Bring your Lifestraw Pro! Tap water in Morocco is safe for human consumption, according to Prime Minister Saadeddine Othmani. The PM made the statement in February 2018 after officials uncovered issues with the public water delivery system. Despite the government’s assurances, however, distrust in tap water is growing. One problem is that the government has been slow to react and often lacks transparency in its communication. In addition, several reports have highlighted elevated levels of nitrates as an issue in Morocco.
Biggest challenge for the responsible traveler
Shopping: Low-quality Chinese products and goods produced under questionable working environments are sold everywhere. When shopping in Morocco, be conscious and check out our shopping guide!
Water: Avoid plastic pollution and bring your own Lifestraw Pro! Your water will stay cool, too!
Packing List Morocco
When packing for a trip to Morocco, it’s important to keep the country’s culture and climate in mind as the weather can vary greatly, depending on the time of year and the region you’re visiting. Check out our packing list so you arrive well prepared!
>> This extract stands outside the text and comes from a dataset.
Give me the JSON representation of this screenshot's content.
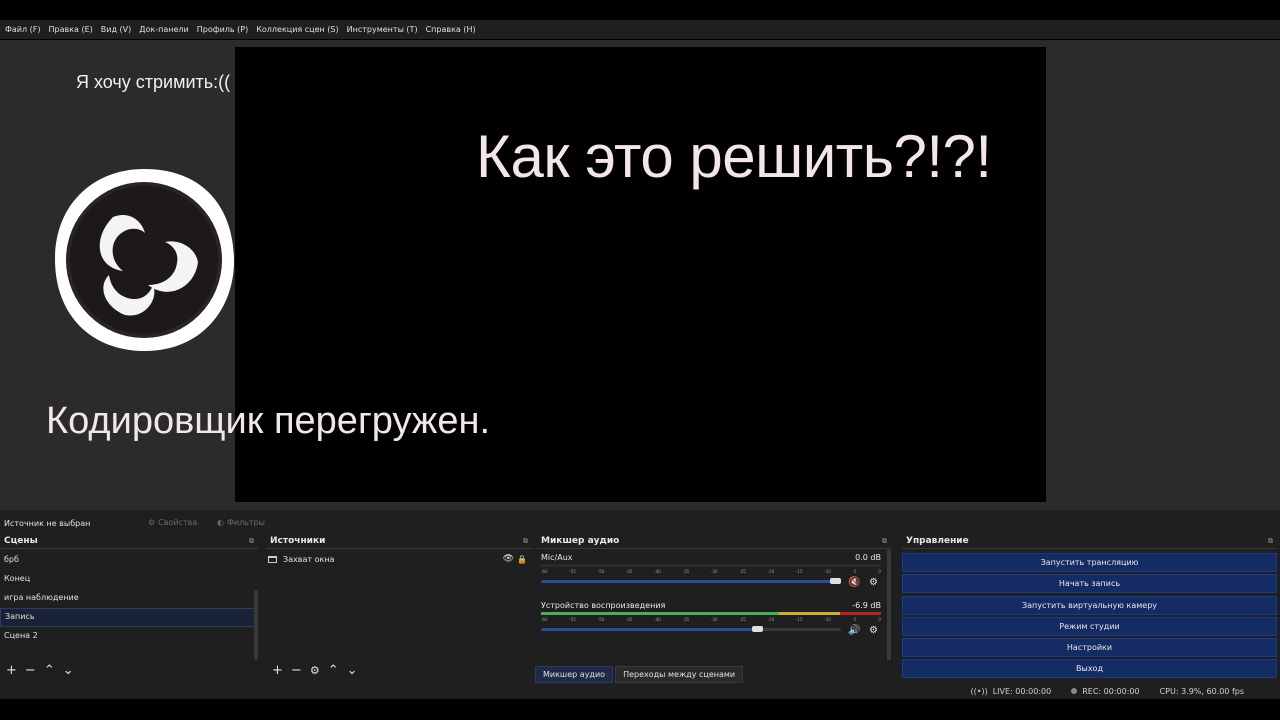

Places to visit in Morocco
Live the dream of 1001 nights!
Are you traveling to Morocco and wondering what you should bring? Check out our packing list! No worries, we have tested and extended it with the things we wish we would have brought!
After visiting the blue medina of Chefchaouen, we were off for a more authentic experience. Meknès is not as often visited as its glamorous neighbor Fez. We really can’t understand why. To us, Meknès was a fascinating city to visit. It’s not as busy or big as its famous neighbor Meknes, but that only adds to its charm.
Fez has been lovely. We had a great time roaming the medina’s maze. But Chefauchouen has been calling us. Many travelers have enthused by the charm of the blue city. Of course, we were eager to discover the blue town for ourselves.